Problem details:
Go through the entries and copy each one exactly. Leave none out.

START Data extracts

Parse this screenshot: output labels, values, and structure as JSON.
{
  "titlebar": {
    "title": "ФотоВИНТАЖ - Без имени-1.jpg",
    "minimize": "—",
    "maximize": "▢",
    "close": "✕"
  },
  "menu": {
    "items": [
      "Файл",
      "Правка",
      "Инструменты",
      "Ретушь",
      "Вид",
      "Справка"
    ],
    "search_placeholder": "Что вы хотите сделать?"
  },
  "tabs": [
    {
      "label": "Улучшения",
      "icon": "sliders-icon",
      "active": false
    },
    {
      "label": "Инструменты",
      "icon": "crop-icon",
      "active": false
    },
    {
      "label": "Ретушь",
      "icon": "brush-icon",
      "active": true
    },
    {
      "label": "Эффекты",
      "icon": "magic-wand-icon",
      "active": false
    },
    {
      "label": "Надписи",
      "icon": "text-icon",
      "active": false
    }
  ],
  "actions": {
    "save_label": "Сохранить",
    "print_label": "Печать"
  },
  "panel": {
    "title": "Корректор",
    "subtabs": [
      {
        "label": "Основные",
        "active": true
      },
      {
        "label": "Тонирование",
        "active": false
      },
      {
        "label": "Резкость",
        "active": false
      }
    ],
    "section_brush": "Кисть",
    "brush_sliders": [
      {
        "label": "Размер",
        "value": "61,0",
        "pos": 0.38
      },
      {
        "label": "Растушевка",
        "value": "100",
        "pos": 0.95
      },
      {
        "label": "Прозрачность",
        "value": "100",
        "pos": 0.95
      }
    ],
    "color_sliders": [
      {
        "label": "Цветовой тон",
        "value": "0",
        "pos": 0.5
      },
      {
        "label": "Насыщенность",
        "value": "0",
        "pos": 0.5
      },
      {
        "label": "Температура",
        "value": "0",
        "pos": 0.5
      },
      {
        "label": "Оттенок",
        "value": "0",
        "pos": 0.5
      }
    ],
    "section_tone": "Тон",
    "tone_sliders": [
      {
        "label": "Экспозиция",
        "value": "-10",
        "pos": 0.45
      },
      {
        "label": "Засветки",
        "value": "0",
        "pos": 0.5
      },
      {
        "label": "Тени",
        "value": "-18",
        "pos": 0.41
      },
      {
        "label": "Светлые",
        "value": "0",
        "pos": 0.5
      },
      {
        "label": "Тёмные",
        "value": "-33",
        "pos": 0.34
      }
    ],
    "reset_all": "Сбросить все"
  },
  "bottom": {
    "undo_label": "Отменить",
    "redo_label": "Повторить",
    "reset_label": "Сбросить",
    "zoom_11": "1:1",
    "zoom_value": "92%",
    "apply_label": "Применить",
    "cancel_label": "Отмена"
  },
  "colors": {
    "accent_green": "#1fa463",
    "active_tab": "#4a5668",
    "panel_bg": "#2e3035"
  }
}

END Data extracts

Response:
Parse this screenshot: output labels, values, and structure as JSON.
{
  "titlebar": {
    "title": "ФотоВИНТАЖ - Без имени-1.jpg",
    "minimize": "—",
    "maximize": "▢",
    "close": "✕"
  },
  "menu": {
    "items": [
      "Файл",
      "Правка",
      "Инструменты",
      "Ретушь",
      "Вид",
      "Справка"
    ],
    "search_placeholder": "Что вы хотите сделать?"
  },
  "tabs": [
    {
      "label": "Улучшения",
      "icon": "sliders-icon",
      "active": false
    },
    {
      "label": "Инструменты",
      "icon": "crop-icon",
      "active": false
    },
    {
      "label": "Ретушь",
      "icon": "brush-icon",
      "active": true
    },
    {
      "label": "Эффекты",
      "icon": "magic-wand-icon",
      "active": false
    },
    {
      "label": "Надписи",
      "icon": "text-icon",
      "active": false
    }
  ],
  "actions": {
    "save_label": "Сохранить",
    "print_label": "Печать"
  },
  "panel": {
    "title": "Корректор",
    "subtabs": [
      {
        "label": "Основные",
        "active": true
      },
      {
        "label": "Тонирование",
        "active": false
      },
      {
        "label": "Резкость",
        "active": false
      }
    ],
    "section_brush": "Кисть",
    "brush_sliders": [
      {
        "label": "Размер",
        "value": "61,0",
        "pos": 0.38
      },
      {
        "label": "Растушевка",
        "value": "100",
        "pos": 0.95
      },
      {
        "label": "Прозрачность",
        "value": "100",
        "pos": 0.95
      }
    ],
    "color_sliders": [
      {
        "label": "Цветовой тон",
        "value": "0",
        "pos": 0.5
      },
      {
        "label": "Насыщенность",
        "value": "0",
        "pos": 0.5
      },
      {
        "label": "Температура",
        "value": "0",
        "pos": 0.5
      },
      {
        "label": "Оттенок",
        "value": "0",
        "pos": 0.5
      }
    ],
    "section_tone": "Тон",
    "tone_sliders": [
      {
        "label": "Экспозиция",
        "value": "-10",
        "pos": 0.45
      },
      {
        "label": "Засветки",
        "value": "0",
        "pos": 0.5
      },
      {
        "label": "Тени",
        "value": "-18",
        "pos": 0.41
      },
      {
        "label": "Светлые",
        "value": "0",
        "pos": 0.5
      },
      {
        "label": "Тёмные",
        "value": "-33",
        "pos": 0.34
      }
    ],
    "reset_all": "Сбросить все"
  },
  "bottom": {
    "undo_label": "Отменить",
    "redo_label": "Повторить",
    "reset_label": "Сбросить",
    "zoom_11": "1:1",
    "zoom_value": "92%",
    "apply_label": "Применить",
    "cancel_label": "Отмена"
  },
  "colors": {
    "accent_green": "#1fa463",
    "active_tab": "#4a5668",
    "panel_bg": "#2e3035"
  }
}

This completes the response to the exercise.